The public is bullish on Barack Obama, pessimistic about the state of the nation, and unlikely to change its view of the president-elect as a result of the alleged attempt by Illinois’ governor to sell Obama’s US Senate seat.
That is the assessment of Peter Hart, a noted Democratic pollster, who spoke at a Monitor sponsored breakfast for reporters on Thursday.
In the latest NBC News-Wall Street Journal poll, which Hart helped conduct, the approval scores for Barack Obama “are indeed stratospheric, and I think as much as anything the nation is hoping for better times,” Hart said.
The public’s feelings about the president-elect - what Hart called the feeling thermometer - are “a very robust 66 percent positive, 11 percent negative."
"That represents his highest mark we have ever measured,” he said.
Good bye to a bad year
While the public is filled with what Hart calls “an excess of hope” about Obama, the view of the nation’s condition is less favorable. “Our mood about where the direction is is exceptionally negative,” Hart said. “We feel this is one of the worst years we have faced. Half of the American public, 48 percent, feel that way.”
Illinois Governor Rod Blagojevich was arrested Tuesday on federal charges that he allegedly tried to sell Obama’s recently vacated Senate seat. When asked what impact the scandal surrounding the Democratic governor would have on Obama’s standing with the public, Hart said “zero. "

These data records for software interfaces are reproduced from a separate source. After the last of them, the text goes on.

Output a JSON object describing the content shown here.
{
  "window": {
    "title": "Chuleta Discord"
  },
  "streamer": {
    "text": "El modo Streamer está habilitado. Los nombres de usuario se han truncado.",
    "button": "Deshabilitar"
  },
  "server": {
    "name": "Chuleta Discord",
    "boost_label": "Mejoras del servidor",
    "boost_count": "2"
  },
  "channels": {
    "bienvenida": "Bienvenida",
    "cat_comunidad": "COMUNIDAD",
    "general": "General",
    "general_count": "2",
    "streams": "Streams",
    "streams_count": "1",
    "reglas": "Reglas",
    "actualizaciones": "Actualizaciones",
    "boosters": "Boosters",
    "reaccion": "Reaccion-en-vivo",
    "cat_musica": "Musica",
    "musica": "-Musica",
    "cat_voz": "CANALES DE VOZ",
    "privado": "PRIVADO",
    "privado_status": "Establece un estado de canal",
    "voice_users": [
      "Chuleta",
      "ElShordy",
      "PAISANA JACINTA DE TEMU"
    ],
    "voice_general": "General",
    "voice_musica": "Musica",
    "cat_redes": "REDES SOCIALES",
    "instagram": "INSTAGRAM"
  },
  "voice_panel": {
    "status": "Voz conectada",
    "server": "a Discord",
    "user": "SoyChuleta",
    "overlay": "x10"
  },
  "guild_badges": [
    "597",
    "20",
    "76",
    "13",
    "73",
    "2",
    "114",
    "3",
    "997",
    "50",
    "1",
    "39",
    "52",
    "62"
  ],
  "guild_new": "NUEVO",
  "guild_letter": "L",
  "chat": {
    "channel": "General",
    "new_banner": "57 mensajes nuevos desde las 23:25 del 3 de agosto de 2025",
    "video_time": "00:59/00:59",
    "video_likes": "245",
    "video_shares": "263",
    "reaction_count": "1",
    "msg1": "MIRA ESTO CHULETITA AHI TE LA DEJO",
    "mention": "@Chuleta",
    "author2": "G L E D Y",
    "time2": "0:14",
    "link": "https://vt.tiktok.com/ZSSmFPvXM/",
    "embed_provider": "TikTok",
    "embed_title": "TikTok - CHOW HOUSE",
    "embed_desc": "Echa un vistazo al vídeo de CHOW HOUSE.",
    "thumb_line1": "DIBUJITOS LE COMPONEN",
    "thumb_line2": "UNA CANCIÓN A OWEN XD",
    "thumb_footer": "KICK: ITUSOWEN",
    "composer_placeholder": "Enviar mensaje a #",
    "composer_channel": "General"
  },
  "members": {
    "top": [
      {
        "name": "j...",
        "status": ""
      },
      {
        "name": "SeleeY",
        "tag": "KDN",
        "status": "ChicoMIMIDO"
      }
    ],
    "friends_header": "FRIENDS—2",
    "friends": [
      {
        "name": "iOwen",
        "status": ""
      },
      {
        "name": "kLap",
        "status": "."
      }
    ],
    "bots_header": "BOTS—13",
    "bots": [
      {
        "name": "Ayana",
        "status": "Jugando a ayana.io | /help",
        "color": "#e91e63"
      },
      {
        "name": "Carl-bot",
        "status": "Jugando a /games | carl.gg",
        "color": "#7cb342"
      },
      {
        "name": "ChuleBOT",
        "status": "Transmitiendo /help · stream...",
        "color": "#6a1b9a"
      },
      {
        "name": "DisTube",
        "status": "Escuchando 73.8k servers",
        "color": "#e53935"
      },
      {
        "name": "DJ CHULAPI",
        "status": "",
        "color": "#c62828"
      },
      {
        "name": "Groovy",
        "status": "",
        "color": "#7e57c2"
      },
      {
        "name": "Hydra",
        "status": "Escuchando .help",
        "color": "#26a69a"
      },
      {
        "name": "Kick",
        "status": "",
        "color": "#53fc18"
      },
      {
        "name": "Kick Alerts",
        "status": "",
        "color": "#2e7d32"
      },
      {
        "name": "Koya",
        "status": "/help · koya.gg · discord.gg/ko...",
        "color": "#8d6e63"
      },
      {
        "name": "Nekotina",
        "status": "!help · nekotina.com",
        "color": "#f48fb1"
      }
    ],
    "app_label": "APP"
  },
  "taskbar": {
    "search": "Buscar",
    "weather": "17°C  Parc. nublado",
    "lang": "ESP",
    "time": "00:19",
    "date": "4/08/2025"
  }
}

"When I say zero, I just don’t think this has any relationship to Obama," he said. "I think what has happened there, happened in Illinois. It may dominate the news for a period of time but I don’t think it is Obama-related and that voters are going to see it that way.”
Craving national unity
Voters are eager for a sense of national unity, Hart said. “This is a country that is desperately trying to come together and is sort of looking for a unity of purpose, a unity of direction,” he said.
As evidence, Hart noted that 52 percent of those in the NBC News poll said they feel that in 2009 the country will find Congressional Democrats and Republicans in a period of unity, working together and reaching consensus. That is up from 27 percent who felt that way in 2004.
The polling data Hart referred to was collected December 5-8 among 1,009 adults and has a margin of error of plus or minus 3.1 percent.